3. How did you first learn about mediation?
One of Connecticut’s distinguished judges, Joseph Steinberg, started a program in the Middletown, CT courthouse to try to settle cases involving custody and visitation disputes that were headed for trial. He recruited mediation-friendly attorneys and psychologists to offer their services for a full day, designated as the “pre-trial” to see if these cases might settle.
I had known Judge Steinberg for years, because he happened to be a member of my family’s synagogue; but, before he became a judge, he also was the only attorney I knew who regularly attended the same training workshops in family therapy that I attended. He really cared deeply about helping families get healthier, and he inspired many of us in both the mental health and legal professions to use whatever skills and techniques we had to help disputants find common ground.
Before being drafted to be one of Judge Steinberg’s mediators, I guess I vaguely knew what mediation was, but, after doing a few cases, I knew that I needed to learn a lot more, and I started asking about where to get training. I found my way to Carl Schneider and other mentors, and, the rest is history.

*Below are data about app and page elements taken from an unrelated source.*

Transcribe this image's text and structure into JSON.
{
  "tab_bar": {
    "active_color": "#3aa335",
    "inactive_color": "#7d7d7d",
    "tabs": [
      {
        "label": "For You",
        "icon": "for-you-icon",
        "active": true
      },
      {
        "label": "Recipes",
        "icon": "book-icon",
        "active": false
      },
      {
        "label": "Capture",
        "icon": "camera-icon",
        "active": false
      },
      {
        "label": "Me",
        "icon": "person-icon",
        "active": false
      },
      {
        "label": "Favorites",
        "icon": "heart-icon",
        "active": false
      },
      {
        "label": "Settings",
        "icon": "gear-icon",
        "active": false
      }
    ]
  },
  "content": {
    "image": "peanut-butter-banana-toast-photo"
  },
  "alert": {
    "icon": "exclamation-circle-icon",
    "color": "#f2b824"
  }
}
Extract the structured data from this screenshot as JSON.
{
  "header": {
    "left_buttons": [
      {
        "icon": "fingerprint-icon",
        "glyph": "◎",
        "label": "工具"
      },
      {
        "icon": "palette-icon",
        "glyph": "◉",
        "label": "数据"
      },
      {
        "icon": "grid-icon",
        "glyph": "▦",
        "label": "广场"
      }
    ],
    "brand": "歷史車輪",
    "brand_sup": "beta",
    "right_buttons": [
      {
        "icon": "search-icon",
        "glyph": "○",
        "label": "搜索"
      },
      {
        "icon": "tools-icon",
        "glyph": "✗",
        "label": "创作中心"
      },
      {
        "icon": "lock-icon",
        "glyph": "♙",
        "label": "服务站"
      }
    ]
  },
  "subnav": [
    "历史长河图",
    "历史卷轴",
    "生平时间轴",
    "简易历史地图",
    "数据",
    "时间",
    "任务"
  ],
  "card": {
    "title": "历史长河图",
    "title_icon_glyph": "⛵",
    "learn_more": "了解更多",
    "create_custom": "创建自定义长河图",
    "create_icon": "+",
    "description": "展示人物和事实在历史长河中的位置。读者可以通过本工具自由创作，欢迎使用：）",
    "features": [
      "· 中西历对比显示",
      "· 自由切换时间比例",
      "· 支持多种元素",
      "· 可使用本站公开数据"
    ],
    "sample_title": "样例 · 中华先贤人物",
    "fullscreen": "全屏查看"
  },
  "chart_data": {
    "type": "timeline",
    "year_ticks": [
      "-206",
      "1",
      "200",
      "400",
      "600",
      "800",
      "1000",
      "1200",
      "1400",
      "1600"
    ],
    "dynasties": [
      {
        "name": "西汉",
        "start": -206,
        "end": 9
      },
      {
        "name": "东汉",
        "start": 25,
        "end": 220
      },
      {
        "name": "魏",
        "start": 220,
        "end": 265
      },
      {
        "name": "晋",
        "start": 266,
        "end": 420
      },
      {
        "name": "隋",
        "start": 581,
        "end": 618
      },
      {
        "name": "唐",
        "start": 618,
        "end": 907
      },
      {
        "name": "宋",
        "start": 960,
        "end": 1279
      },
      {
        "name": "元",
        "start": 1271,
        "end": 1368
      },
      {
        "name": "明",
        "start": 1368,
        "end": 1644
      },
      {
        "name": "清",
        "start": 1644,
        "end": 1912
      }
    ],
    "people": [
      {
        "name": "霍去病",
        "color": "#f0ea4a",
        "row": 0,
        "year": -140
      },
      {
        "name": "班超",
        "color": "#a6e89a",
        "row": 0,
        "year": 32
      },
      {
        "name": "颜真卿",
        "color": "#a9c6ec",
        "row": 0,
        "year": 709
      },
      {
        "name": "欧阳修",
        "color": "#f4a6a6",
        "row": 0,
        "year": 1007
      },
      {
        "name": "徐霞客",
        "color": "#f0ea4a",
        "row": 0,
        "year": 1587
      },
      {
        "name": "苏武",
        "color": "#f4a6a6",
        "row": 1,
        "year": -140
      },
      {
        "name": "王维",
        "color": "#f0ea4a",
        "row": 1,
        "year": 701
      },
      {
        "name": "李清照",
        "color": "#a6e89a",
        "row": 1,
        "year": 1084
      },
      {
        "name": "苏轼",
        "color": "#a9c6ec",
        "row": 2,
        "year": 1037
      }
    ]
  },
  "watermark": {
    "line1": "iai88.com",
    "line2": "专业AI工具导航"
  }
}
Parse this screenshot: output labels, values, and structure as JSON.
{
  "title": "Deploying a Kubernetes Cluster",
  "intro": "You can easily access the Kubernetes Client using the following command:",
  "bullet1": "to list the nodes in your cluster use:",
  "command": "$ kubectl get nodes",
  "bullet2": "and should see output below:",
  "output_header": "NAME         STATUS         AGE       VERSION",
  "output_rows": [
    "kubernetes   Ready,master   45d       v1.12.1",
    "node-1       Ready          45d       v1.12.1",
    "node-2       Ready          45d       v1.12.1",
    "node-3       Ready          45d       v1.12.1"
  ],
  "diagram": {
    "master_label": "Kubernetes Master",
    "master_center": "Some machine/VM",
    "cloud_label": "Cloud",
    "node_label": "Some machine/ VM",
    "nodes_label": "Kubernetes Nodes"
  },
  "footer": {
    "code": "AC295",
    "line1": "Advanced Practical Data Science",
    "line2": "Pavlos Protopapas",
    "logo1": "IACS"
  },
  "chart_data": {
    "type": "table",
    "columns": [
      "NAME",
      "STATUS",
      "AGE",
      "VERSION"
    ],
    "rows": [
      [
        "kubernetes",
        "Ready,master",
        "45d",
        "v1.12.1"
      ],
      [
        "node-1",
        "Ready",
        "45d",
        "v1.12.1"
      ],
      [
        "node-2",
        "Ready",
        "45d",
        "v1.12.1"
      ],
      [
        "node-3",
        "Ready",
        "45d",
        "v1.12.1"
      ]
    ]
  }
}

4. What do you hope to accomplish as a Board Member of APFM?
I am impressed with the APFM’s mission to forge a new professional identity for family mediators, despite their varying professions of origin. The field of family mediation is different from family law, family therapy, or civil mediation, yet draws its strength from the wisdom of those fields and the synergy of professionals working together. I know from experience here in Connecticut that to make an organization with a good mission work, volunteers need to be willing to invest their time. I’m stretched, like everyone else, but willing. My particular passion is to offer the highest quality training available to our members, and I am honored to serve as the incoming co-chair (with Hilary Linton) of APFM’s training committee.
5. Where do you see the field of Family Mediation going?
For those of us who do mediation, it is tempting to believe that this method of resolving disputes is so obviously superior to litigation that it is destined to replace it. That’s probably unrealistic, but there are hopeful signs. APFM’s commitment to develop certification standards for family mediators is particularly important. I worry about how easy it is for anybody, with or without training, to declare himself/herself a mediator in states such as mine, with no certification or licensing.
However, I am also worried about poorly crafted mediation certification laws that could unreasonably restrict the practice of mediation. Here in Connecticut we have resisted the temptation to introduce mediator certification legislation for fear the legislative process might amend our proposal and make things worse. I think it’s high time our professional association created its own process for certification and, perhaps, model legislation for statewide associations to adapt and promote locally.
6. What do you like to do when you are not mediating?
I have been very happily married to the same wonderful woman (Carla Horwitz) for 43 years, and though we are both overworked professionals (she teaches child development classes at Yale and directs Yale’s Calvin Hill Day Care Center) we do a lot of fun things together, including traveling all over the world, as much as we can. We have a deep interest in archeology and a strong preference for sunny weather, nice beaches, and good food, so we’ve spent a lot of time in Italy, Greece, Turkey, and Croatia, as well as in France, Spain, Portugal, Mexico, Peru, Israel, Morocco, and Egypt, to name just a few. We also live in a city and region filled with music, art, and theatre, and we enjoy these immensely. We have two great daughters, now in their 30s, married and living ten minutes away from each other in Boston, and we have one adorable grandson, now 3, and another on the way.
This interview was originally published in The Professional Family Mediator, Fall 2014.